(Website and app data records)
· · · · · · ·

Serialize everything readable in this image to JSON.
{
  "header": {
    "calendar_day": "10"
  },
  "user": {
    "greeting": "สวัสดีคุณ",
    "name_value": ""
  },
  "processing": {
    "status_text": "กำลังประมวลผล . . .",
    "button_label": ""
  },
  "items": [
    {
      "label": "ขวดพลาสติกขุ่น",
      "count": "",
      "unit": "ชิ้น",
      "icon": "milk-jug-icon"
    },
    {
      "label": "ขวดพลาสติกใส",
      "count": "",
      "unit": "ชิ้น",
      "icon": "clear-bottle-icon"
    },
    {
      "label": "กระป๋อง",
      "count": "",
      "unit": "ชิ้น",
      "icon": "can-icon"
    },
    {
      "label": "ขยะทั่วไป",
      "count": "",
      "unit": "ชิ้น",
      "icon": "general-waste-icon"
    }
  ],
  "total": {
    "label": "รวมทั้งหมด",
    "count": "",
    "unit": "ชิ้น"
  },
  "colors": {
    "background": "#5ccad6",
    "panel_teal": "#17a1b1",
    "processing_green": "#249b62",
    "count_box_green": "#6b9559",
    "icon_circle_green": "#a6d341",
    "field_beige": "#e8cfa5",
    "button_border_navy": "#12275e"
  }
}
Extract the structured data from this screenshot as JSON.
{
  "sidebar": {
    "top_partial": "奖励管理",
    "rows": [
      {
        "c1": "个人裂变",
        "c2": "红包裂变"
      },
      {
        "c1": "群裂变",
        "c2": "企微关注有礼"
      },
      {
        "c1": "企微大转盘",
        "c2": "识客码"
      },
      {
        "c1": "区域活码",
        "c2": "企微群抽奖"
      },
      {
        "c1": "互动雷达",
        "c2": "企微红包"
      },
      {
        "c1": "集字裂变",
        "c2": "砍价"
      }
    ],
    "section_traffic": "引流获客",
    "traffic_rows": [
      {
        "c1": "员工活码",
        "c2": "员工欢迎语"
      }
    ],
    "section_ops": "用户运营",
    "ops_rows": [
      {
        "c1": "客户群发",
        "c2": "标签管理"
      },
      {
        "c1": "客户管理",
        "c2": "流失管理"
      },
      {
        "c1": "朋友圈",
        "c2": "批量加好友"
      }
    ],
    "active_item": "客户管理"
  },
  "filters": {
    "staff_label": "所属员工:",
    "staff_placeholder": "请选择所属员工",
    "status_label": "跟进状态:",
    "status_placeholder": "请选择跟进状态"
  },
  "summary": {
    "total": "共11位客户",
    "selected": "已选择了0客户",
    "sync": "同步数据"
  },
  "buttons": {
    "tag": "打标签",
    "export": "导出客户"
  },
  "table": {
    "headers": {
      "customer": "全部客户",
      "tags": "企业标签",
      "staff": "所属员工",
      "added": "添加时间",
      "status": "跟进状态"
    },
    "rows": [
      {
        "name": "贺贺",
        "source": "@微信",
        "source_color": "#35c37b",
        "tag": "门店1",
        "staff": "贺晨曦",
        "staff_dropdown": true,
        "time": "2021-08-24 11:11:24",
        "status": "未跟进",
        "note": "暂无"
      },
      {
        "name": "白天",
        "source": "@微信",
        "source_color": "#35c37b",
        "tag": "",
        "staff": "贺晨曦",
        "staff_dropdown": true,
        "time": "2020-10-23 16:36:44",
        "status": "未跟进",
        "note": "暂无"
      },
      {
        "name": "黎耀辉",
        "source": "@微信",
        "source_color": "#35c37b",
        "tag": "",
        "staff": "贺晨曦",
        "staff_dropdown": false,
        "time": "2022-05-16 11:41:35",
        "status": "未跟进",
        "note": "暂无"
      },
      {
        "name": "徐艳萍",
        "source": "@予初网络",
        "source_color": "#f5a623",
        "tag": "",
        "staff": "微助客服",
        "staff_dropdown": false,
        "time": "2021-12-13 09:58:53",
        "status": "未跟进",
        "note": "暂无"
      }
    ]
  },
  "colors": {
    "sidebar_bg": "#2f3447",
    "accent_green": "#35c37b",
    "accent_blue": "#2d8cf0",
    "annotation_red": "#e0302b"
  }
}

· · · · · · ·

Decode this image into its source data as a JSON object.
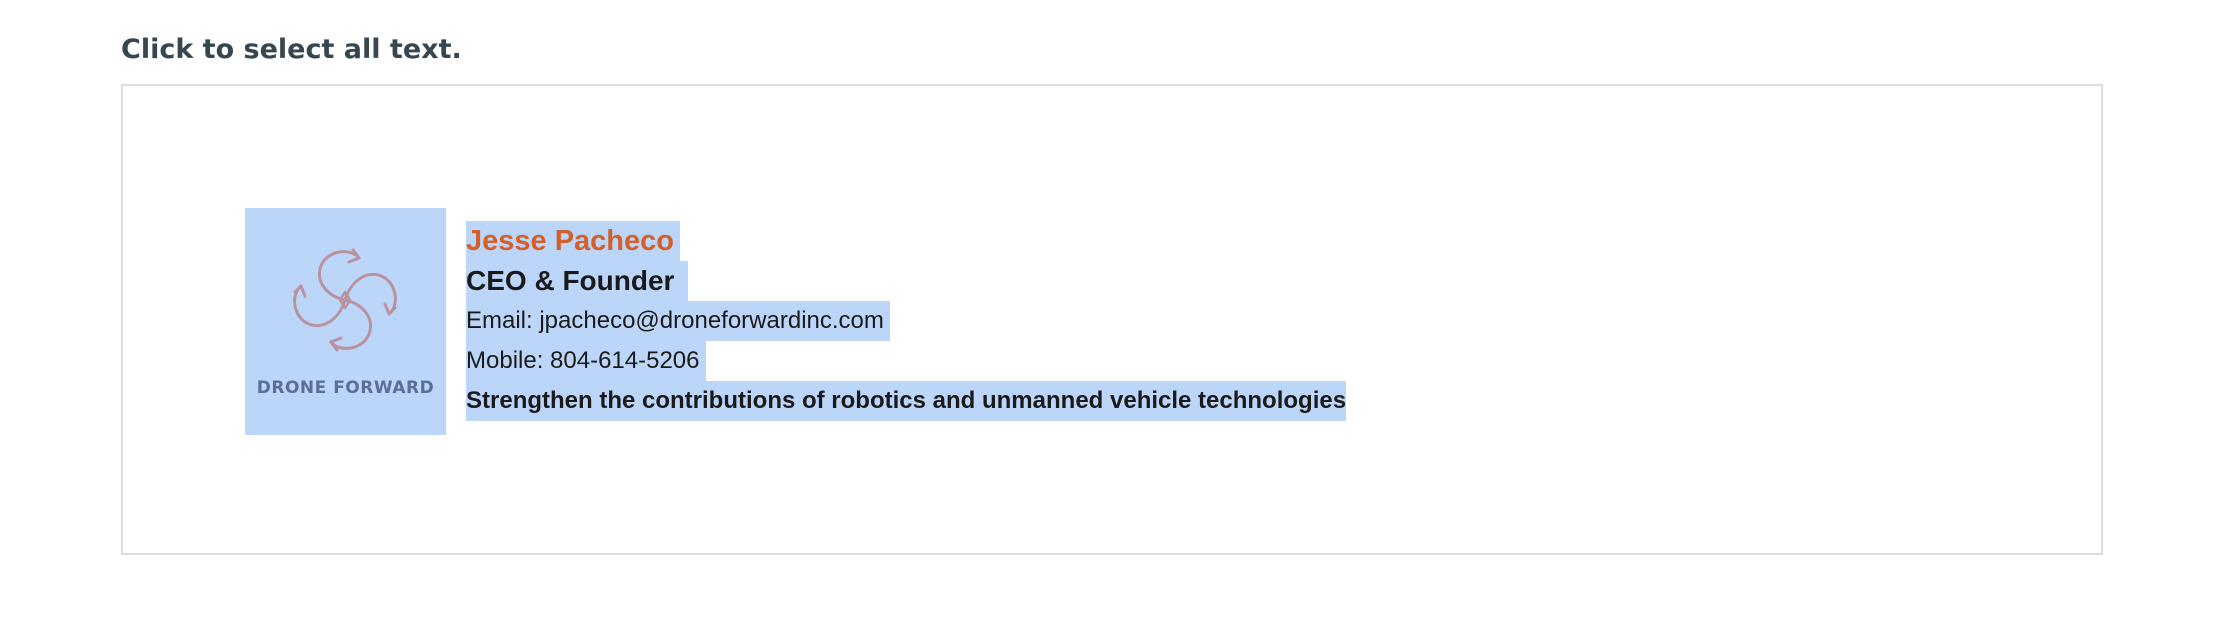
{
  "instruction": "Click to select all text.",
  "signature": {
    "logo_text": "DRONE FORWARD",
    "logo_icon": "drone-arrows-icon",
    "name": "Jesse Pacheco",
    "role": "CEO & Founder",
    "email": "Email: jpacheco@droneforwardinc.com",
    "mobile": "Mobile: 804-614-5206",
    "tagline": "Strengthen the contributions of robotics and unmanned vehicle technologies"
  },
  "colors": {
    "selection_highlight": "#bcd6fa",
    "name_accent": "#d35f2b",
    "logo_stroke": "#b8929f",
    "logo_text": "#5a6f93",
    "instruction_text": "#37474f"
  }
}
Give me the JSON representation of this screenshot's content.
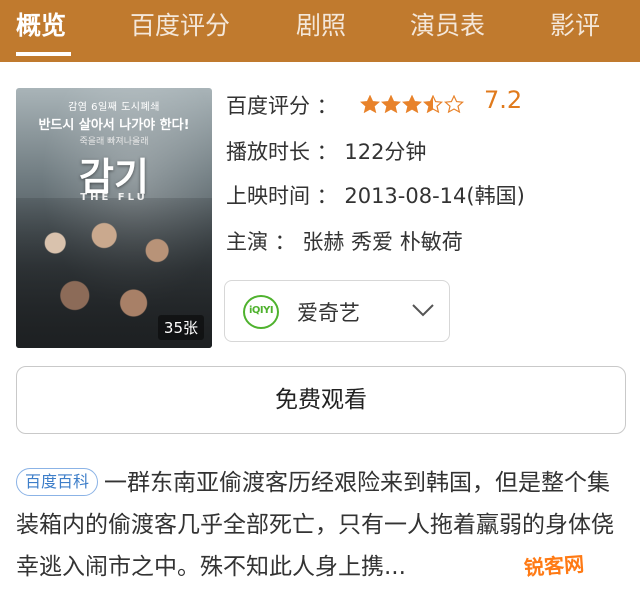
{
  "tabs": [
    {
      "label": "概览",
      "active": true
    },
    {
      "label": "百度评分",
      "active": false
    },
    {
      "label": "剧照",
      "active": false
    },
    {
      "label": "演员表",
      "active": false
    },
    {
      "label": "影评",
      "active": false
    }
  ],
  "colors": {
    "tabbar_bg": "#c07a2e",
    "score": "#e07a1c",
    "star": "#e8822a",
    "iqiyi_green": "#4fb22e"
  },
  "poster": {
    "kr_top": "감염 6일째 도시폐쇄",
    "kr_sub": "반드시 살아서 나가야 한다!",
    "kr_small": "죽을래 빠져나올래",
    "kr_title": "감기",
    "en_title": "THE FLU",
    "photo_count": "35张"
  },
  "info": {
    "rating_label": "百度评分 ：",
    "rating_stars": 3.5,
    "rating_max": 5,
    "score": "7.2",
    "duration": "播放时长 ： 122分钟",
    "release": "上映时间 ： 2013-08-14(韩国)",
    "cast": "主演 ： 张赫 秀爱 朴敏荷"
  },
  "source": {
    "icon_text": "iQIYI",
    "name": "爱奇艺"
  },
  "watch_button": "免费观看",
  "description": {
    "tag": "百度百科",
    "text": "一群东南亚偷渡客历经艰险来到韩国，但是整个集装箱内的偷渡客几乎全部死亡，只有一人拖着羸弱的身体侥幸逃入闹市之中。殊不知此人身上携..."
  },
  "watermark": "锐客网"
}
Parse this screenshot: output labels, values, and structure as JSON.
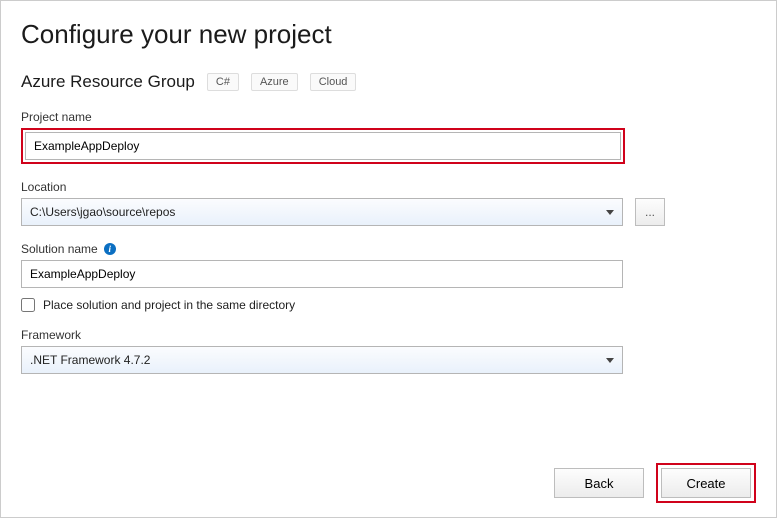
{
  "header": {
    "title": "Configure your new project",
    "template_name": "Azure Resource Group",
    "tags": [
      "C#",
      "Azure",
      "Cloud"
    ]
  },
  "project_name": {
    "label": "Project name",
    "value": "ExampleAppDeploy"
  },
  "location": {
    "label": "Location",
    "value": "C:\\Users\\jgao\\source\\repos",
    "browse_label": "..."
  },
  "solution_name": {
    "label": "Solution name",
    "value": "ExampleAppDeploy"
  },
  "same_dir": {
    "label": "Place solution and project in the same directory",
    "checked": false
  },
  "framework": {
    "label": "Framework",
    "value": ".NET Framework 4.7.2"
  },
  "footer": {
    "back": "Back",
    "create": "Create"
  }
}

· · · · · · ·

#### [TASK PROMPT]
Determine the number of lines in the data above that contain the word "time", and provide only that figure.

#### [EXERCISE RESULT]
4